CORVALLIS, Ore.--- A new study from Oregon State University shows the growing threats of invasive jumping worms in the Willamette Valley.
Professor Samuel Chan is an associate professor at OSU and a stateside watershed health and aquatic invasive species specialist. Chan said unlike beneficial earthworms and nightcrawlers that burrow deep tunnels in the soil and release nutrients as they go, these jumping worms stay in the debris on top and eat two to three times the amount of leaf litter as other worms.
Chan also said that growing climate concerns on top of these jumping worms could be detrimental for growing plants and trees in the Willamette Valley.
"With the drought we're experiencing and the recent high temperatures, there would basically be an impact to the growth of plants and in some cases, even cause the death of plants," Chan said.

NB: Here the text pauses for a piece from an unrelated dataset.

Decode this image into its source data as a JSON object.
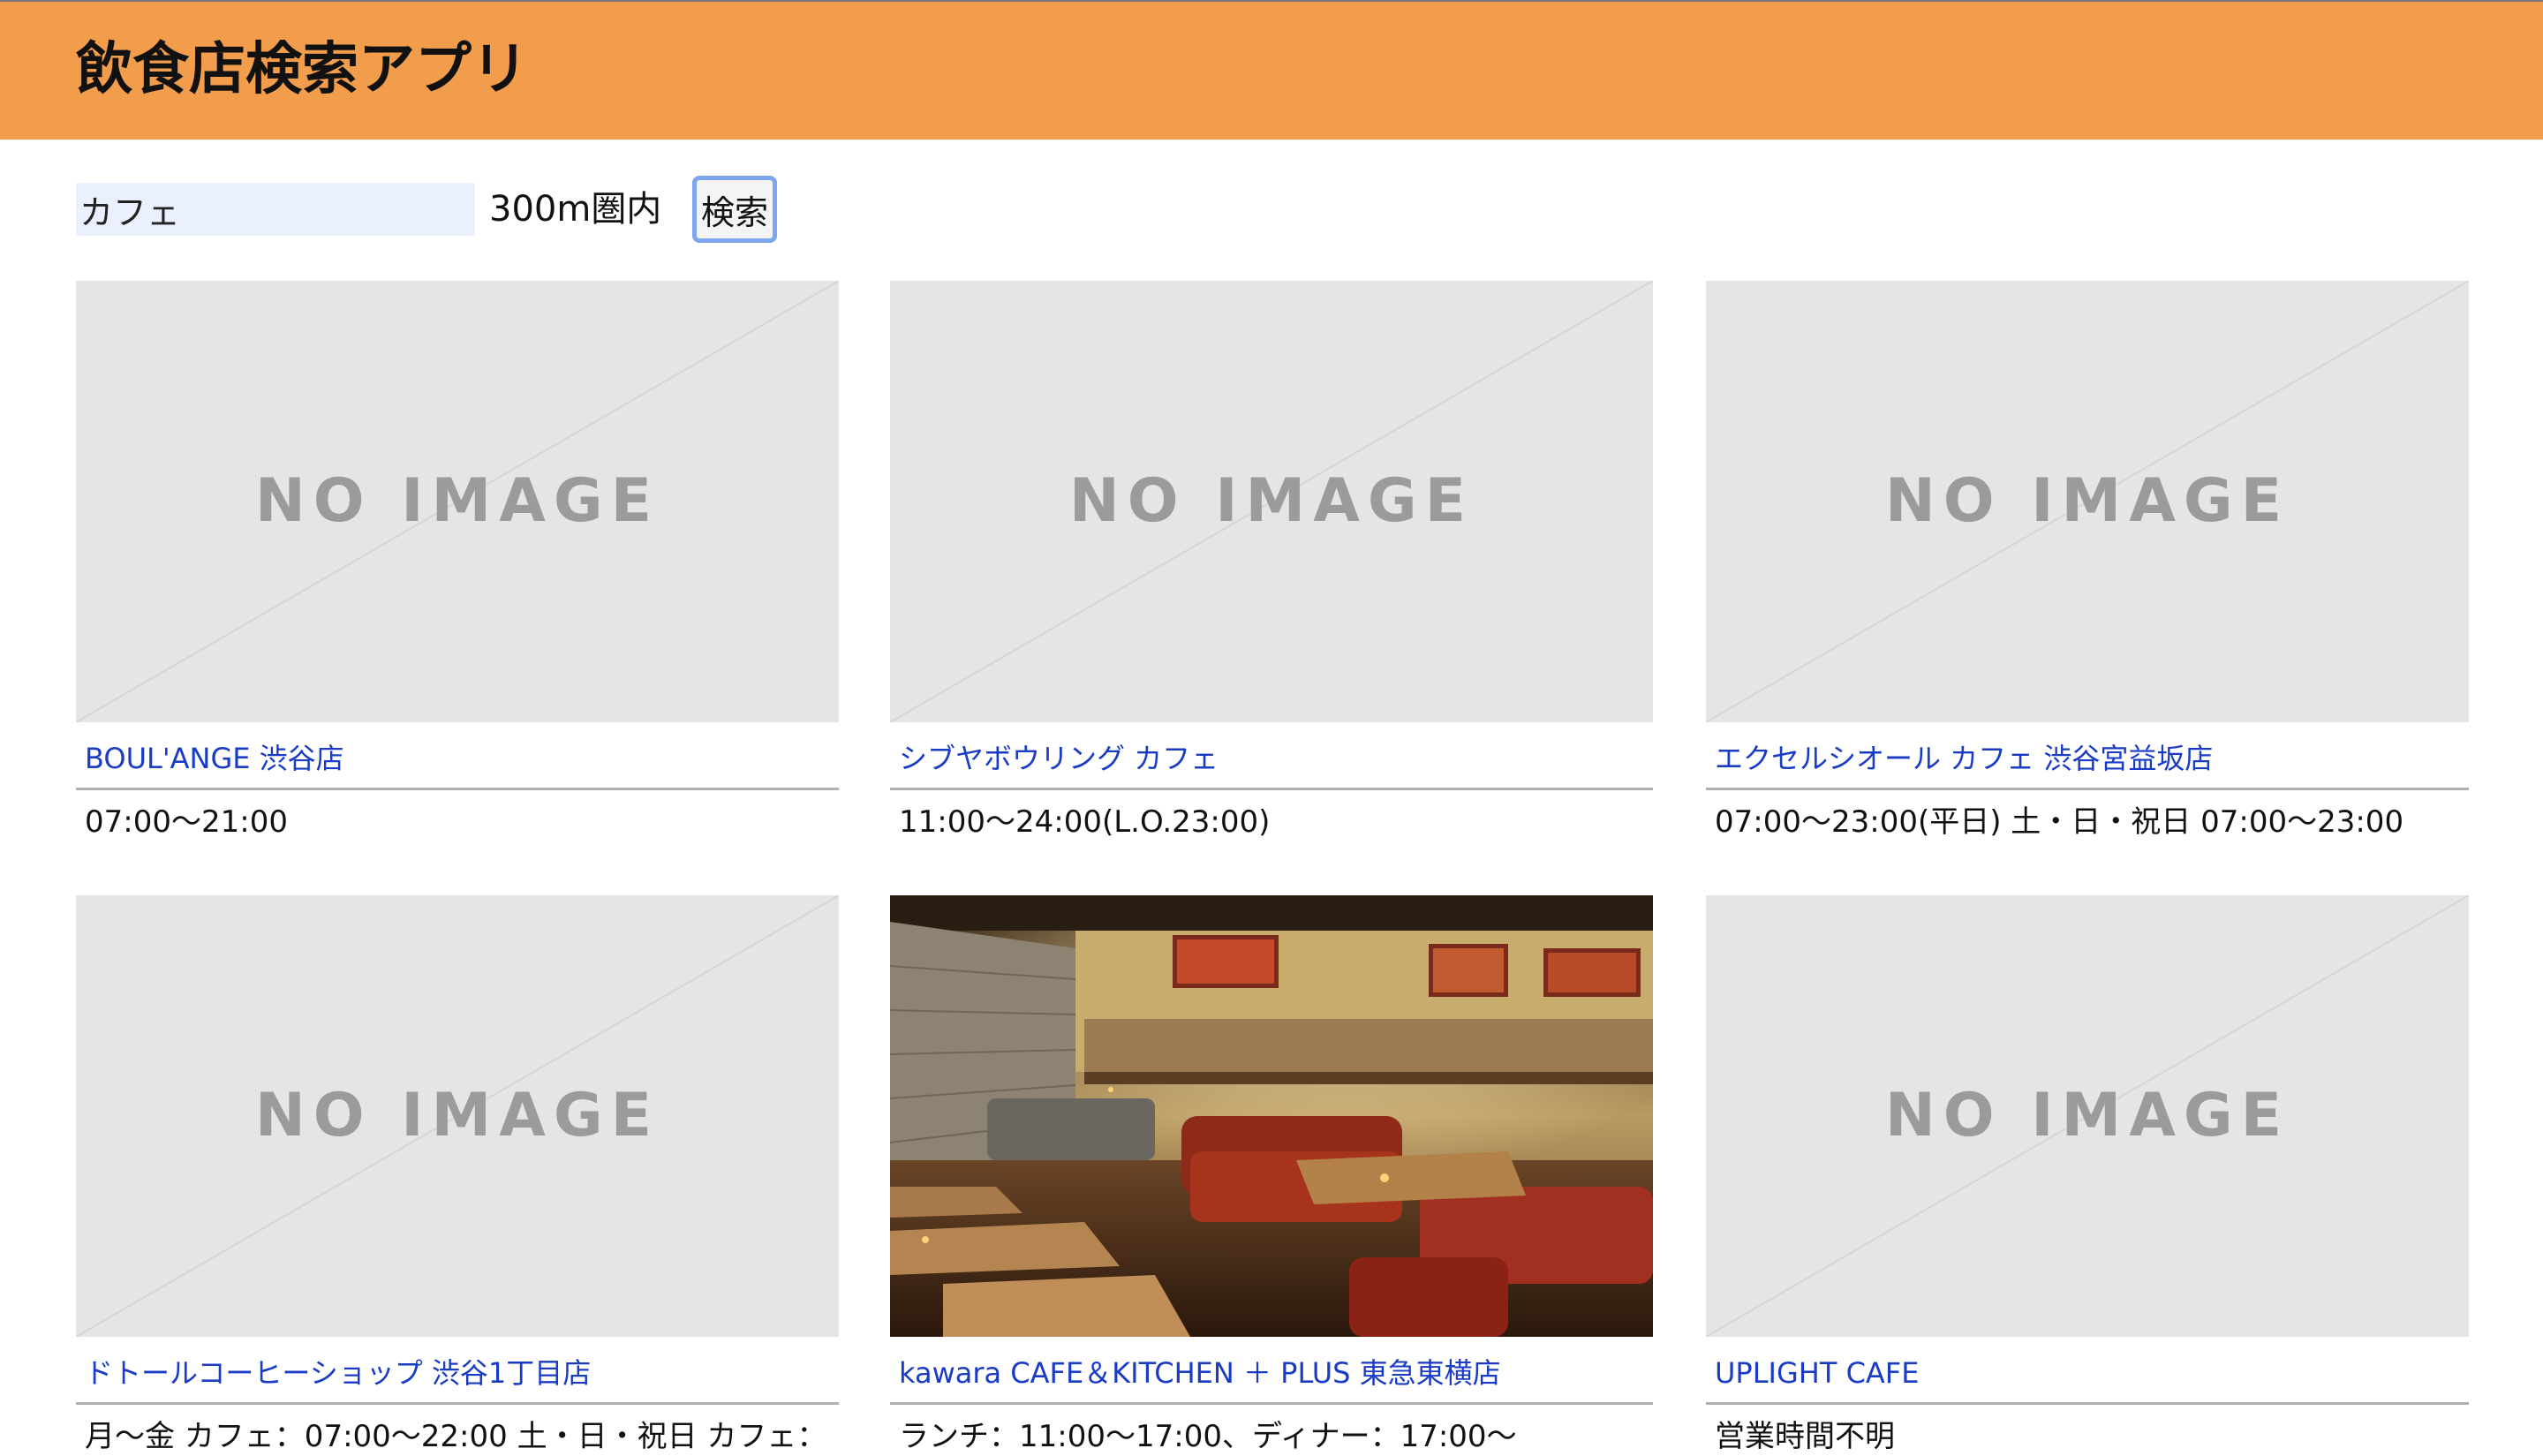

Jumping worms in Oregon were first reported in 2016. Sincce then, they've expanded with a different species of them found in at least six other counties in oregon.
To help decrease the spread of jumping worms, Chan said to shake off the roots of plants when sharing of buying plants and buy bareroot plants when possible. He also recommends to never share compost, mulch, soil or plants that contain a known infestation.